Initialize the autoproxy package from system resources. Under unix this means we look for environment variables. Under windows we look for the same environment variables but also look at the registry settings used by Internet Explorer.
::autoproxy::cget -optionname
Retrieve individual package configuration options. See OPTIONS.
::autoproxy::configure ?-option value?
Configure the autoproxy package. Calling configure with no options will return a list of all option names and values. See OPTIONS.

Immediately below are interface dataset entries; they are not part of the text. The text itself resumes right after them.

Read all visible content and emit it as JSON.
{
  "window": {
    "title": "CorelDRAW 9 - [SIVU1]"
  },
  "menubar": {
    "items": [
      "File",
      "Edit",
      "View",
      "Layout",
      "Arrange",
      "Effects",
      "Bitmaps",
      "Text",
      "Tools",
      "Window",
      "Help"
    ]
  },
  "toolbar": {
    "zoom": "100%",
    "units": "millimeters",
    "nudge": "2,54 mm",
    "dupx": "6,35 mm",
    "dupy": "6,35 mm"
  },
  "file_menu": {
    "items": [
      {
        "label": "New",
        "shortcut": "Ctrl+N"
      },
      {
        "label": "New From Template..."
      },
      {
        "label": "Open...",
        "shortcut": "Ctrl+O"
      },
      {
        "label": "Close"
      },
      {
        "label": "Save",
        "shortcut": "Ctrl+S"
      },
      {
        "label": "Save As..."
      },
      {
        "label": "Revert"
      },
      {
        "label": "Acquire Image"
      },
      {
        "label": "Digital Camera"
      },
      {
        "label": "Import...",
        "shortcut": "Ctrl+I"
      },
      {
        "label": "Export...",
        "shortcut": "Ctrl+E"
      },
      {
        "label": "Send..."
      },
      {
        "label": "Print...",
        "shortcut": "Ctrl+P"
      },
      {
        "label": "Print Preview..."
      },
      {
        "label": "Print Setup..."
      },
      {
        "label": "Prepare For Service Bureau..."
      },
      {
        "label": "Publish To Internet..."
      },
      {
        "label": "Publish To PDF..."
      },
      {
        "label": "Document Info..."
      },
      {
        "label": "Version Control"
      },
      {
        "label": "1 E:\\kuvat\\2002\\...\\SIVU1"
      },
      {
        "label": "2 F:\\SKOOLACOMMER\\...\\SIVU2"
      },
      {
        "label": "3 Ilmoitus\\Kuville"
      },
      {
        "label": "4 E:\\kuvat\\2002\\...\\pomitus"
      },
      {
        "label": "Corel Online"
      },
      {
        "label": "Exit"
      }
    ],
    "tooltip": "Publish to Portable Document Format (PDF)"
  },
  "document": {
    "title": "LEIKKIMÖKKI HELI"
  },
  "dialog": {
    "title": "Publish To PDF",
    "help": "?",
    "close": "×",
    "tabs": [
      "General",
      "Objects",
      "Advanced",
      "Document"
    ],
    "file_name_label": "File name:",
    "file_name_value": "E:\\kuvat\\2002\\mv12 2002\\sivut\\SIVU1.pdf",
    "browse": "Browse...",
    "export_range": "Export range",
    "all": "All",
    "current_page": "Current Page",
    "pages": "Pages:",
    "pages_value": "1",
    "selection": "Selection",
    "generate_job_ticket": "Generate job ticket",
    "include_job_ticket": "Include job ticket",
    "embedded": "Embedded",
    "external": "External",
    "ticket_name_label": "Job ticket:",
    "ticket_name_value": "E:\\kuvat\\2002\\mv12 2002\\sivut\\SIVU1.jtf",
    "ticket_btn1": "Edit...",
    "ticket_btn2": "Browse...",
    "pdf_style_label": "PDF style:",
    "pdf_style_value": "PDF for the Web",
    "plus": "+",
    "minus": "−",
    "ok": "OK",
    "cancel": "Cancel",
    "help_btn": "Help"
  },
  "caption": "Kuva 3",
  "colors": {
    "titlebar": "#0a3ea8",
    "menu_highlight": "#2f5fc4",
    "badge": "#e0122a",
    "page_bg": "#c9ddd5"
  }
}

host hostname
proxy_host hostname
Set the proxy hostname. This is normally set up by init but may be configured here as well.
port number
proxy_port number
Set the proxy port number. This is normally set up by init. e.g. configure -port 3128
no_proxy list
You may manipulate the no_proxy list that was setup by init. The value of this option is a tcl list of strings that are matched against the http request host using the tcl string match command. Therefore glob patterns are permitted. For instance, configure -no_proxy *.localdomain
authProc procedure
This option may be used to set an application defined procedure to be called when configure -basic is called with either no or insufficient authentication details. This can be used to present a dialog to the user to request the additional information.
Following options are for configuring the Basic authentication scheme parameters. See Basic Authentication.

Basic Authentication

Basic is the simplest and most commonly use HTTP proxy authentication scheme. It is described in (1 section 11) and also in (2). It offers no privacy whatsoever and its use should be discouraged in favour of more secure alternatives like Digest. To perform Basic authentication the client base64 encodes the username and plaintext password separated by a colon. This encoded text is prefixed with the word "Basic" and a space.

The following options exists for this scheme:

-username name
The username required to authenticate with the configured proxy.
-password password
The password required for the username specified.
-realm realm
This option is not used.


package require autoproxy
autoproxy::configure -basic -username ME -password SEKRET
set tok [http::geturl]
http::data $tok


Berners-Lee, T., Fielding R. and Frystyk, H. "Hypertext Transfer Protocol -- HTTP/1.0", RFC 1945, May 1996, (
Franks, J. et al. "HTTP Authentication: Basic and Digest Access Authentication", RFC 2617, June 1999 (


At this time only Basic authentication (1) (2) is supported. It is planned to add support for Digest (2) and NTLM in the future.


Pat Thoyts



authentication, http, proxy